Frey Vineyards’ rustic charms.
If Mendocino means anything to European wine drinkers, it probably means organic. Frey Vineyards whom I would visit that morning was the USA’s first all-organic winery, whilst the giant Fetzer Vineyards really put Mendocino on the UK map with its popular and biodynamic Bonterra label. Parducci, also on my list of visits that day claims to the the worlds first carbon-neutral winery too. Sitting in Frey Vineyards charming winery garden as assorted dogs run back and forth, various Mrs Madrigal lookalikes patiently tend the garden, and bluebirds and hummingbirds flit around constantly, it is easy to see that a huge part of Mendocino’s charm – and its strength – is the strong beat of its rural heart and its people. Viticulture in Mendocino began in the 1850s, much of the intial planting done by Italian immigrants. As recently as 1997 there were only 36 wineries in operation. Today that number is 90-plus, with almost a third farming organically. Most are family-owned, by families with a long heritage in the area. Sited along the Russian and Navarro Rivers, this is a large and sparsely populated wine region, mountainous and much of it covered in forest. Weathered sandstone and volcanic soils predominate, with some red soils containing higher amounts of clay and with sandier, deeper amd more fertile soils on the valley floor. The climate here is Mediterranean, with cool, damp winters and warm and sunny summers. As with much of California’s wine country, the Pacific is a major influence, with fog and winds moderating temperatures especially towards the coast. Across Mendocino’s 10 American Viticultural Areas (AVAs), around 16,400 acres are planted to wine grapes with the predominant white variety being Chardonnay, followed by Sauvignon Blanc and then sizeable plantings of Gewurztraminer, Viognier and Chenin Blanc. For red wine varieties Cabernet Sauvignon and Pinot Noir dominate, with Zinfandel just a little behind, along with Merlot and Syrah. Of its 90-odd wineries, 10 are currently certified Biodynamic, a further 21 are certified organic and many more farm organically and environmentally without certification.

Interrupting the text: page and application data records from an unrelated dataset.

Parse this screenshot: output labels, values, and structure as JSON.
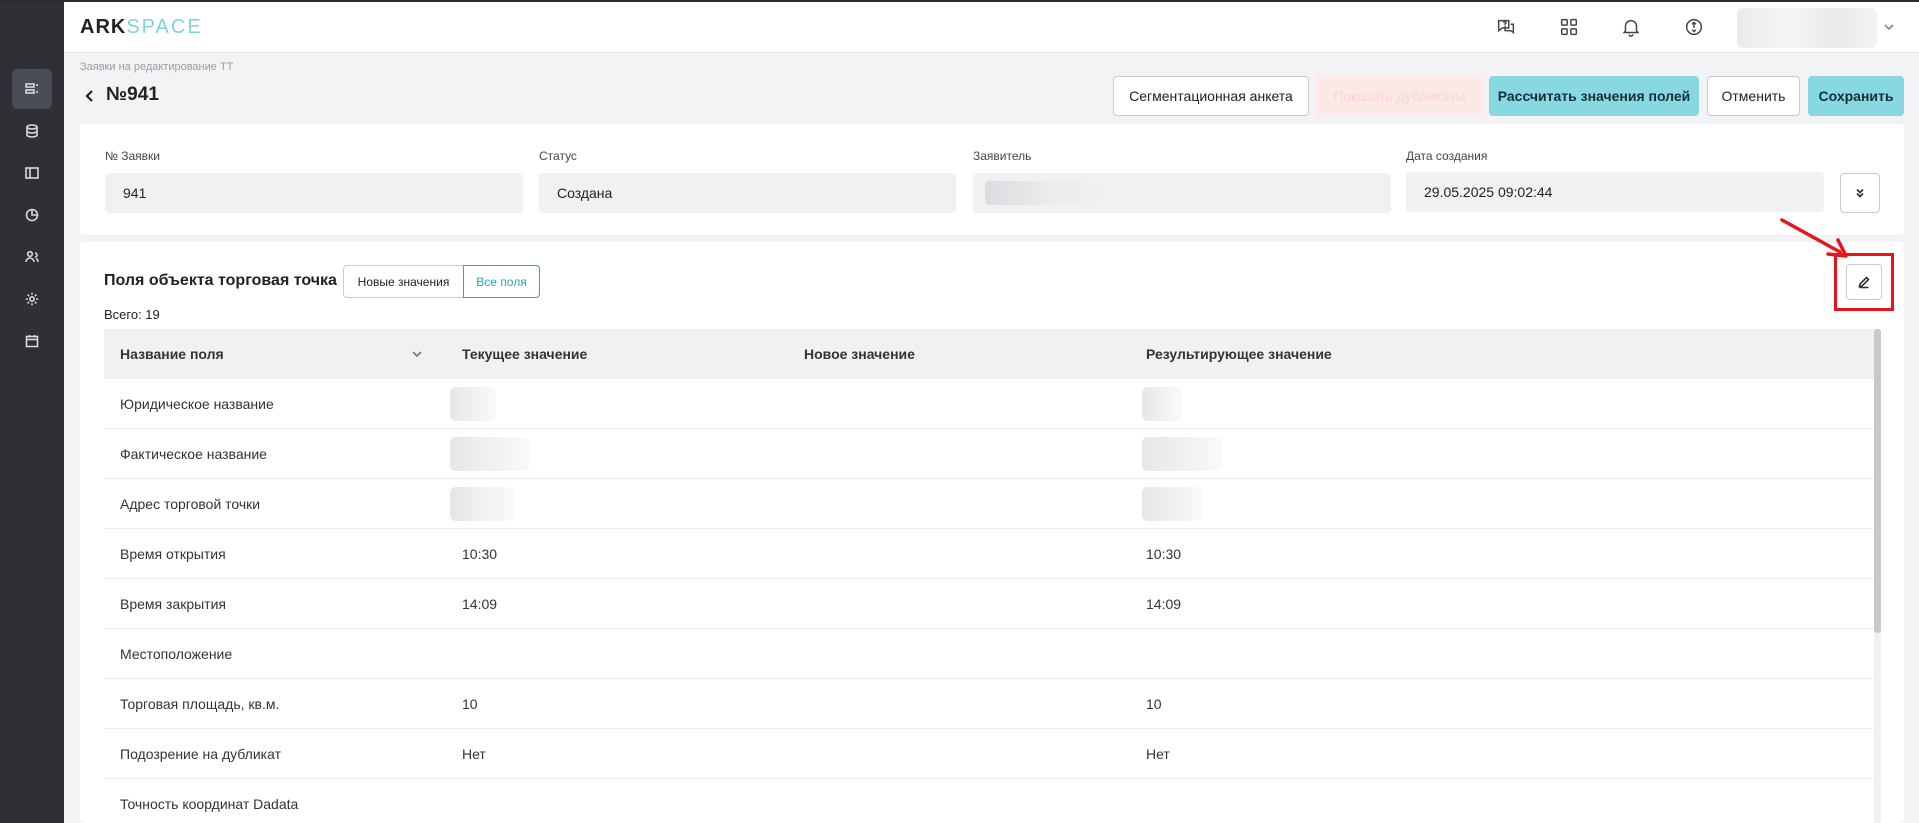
{
  "header": {
    "logo_main": "ARK",
    "logo_accent": "SPACE",
    "icons": [
      "support-chat-icon",
      "apps-grid-icon",
      "bell-icon",
      "sync-icon"
    ]
  },
  "sidebar": {
    "items": [
      "requests-icon",
      "database-icon",
      "layout-icon",
      "analytics-icon",
      "users-icon",
      "settings-icon",
      "calendar-icon"
    ],
    "active_index": 0
  },
  "page": {
    "breadcrumb": "Заявки на редактирование ТТ",
    "title": "№941"
  },
  "toolbar": {
    "segmentation": "Сегментационная анкета",
    "show_duplicates": "Показать дубликаты",
    "calculate": "Рассчитать значения полей",
    "cancel": "Отменить",
    "save": "Сохранить"
  },
  "request_info": {
    "number_label": "№ Заявки",
    "number_value": "941",
    "status_label": "Статус",
    "status_value": "Создана",
    "applicant_label": "Заявитель",
    "created_label": "Дата создания",
    "created_value": "29.05.2025 09:02:44"
  },
  "fields_section": {
    "title": "Поля объекта торговая точка",
    "toggle_new": "Новые значения",
    "toggle_all": "Все поля",
    "total": "Всего: 19",
    "columns": [
      "Название поля",
      "Текущее значение",
      "Новое значение",
      "Результирующее значение"
    ],
    "rows": [
      {
        "name": "Юридическое название",
        "current": "",
        "new": "",
        "result": "",
        "redacted": true
      },
      {
        "name": "Фактическое название",
        "current": "",
        "new": "",
        "result": "",
        "redacted": true
      },
      {
        "name": "Адрес торговой точки",
        "current": "",
        "new": "",
        "result": "",
        "redacted": true
      },
      {
        "name": "Время открытия",
        "current": "10:30",
        "new": "",
        "result": "10:30",
        "redacted": false
      },
      {
        "name": "Время закрытия",
        "current": "14:09",
        "new": "",
        "result": "14:09",
        "redacted": false
      },
      {
        "name": "Местоположение",
        "current": "",
        "new": "",
        "result": "",
        "redacted": false
      },
      {
        "name": "Торговая площадь, кв.м.",
        "current": "10",
        "new": "",
        "result": "10",
        "redacted": false
      },
      {
        "name": "Подозрение на дубликат",
        "current": "Нет",
        "new": "",
        "result": "Нет",
        "redacted": false
      },
      {
        "name": "Точность координат Dadata",
        "current": "",
        "new": "",
        "result": "",
        "redacted": false
      }
    ]
  },
  "annotation_color": "#e8141a"
}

Mendocino producers and wines
The Anderson Valley is one Mendocino hot-spot, mainly because of its Pinot potential. But for my one day visit to the county I headed for another great AVA that lies along the Russian River, the Redwood Valley. The Redwood Valley houses some of the county’s longest-established wineries, and is the AVA with the biggest acreage of organic vineyards in California.